From Humble Beginnings
A company named VocalTec developed VoIP in February 1995, though it had its origins in 1973, as an experimental Network Voice Protocol created for ARPANET. By 1998, businesses were able to use PC to phone services. Developers were quickly able to establish phone-to-phone service by using a computer to establish connections. Microsoft, along with Cisco, began implementing protocols to standardize VoIP communications systems.
Common Use Today
Today, VoIP is far more efficient and widely used in business communications. From providing low cost voice service for the small office/home office to large scale enterprises solutions, VoIP is rapidly displacing legacy business lines and Centrex services. Cloud-based, also called managed VoIP services, offer businesses of all sizes the benefits of operating vs. capital expense budgeting, business continuity, scalability, and enhanced calling features.
Frontier’s Frontier AnyWare is a managed VoIP offer based on Mitel’s MiCloud and MiVoice solutions.

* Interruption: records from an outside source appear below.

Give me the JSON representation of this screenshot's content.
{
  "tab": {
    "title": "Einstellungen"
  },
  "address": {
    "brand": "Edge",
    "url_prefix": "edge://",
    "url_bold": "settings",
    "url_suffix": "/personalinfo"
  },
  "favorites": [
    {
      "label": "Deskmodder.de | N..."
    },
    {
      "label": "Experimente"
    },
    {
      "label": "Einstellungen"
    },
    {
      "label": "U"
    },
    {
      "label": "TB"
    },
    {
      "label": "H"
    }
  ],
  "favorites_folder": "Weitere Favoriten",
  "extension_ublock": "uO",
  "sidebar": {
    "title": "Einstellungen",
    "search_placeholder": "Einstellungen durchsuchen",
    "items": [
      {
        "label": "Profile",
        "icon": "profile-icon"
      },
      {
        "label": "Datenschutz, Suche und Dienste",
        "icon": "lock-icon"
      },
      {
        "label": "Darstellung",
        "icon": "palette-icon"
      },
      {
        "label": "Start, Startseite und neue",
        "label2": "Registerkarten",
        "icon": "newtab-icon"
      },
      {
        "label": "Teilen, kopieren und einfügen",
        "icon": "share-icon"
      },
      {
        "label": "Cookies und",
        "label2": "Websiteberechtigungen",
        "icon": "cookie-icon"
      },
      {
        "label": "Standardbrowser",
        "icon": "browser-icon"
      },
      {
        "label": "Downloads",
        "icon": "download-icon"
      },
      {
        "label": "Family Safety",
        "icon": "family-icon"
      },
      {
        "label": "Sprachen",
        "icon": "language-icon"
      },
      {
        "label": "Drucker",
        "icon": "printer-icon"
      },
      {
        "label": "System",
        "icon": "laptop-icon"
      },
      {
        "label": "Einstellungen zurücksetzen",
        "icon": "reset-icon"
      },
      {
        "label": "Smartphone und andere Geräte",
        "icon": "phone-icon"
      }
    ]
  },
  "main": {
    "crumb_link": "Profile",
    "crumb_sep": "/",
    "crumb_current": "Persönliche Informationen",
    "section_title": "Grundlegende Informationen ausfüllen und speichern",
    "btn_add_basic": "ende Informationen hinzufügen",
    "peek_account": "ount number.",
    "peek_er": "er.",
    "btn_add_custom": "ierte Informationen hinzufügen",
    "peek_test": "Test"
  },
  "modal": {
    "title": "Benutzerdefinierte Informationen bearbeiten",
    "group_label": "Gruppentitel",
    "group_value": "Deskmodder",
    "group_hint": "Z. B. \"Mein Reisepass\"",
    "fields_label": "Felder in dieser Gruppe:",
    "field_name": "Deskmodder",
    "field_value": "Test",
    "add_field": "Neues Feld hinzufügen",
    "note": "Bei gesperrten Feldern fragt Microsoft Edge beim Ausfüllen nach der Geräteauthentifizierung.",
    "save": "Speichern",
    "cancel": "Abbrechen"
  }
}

Frontier AnyWare supports over 8,000 user seats throughout the United States. Here’s what analyst firm Frost & Sullivan had to say about today’s success and tomorrow’s future in the cloud.
Advancements for Tomorrow
VoIP is entirely different now from where it was in the beginning, and growth is sure to continue as further advances are discovered. New mobile communications applications are on the horizon to further enhance real time collaboration, spanning time and distance. Businesses will increasingly move their communication solutions to the cloud for greater flexibility and agility as they seeking increased productivity and lower operating costs. Frontier is well positioned to bring the future of VoIP to our business customers.
For more information, visit https://business.frontier.com/enterprise/voip.
Image by Roland Tanglao via Flickr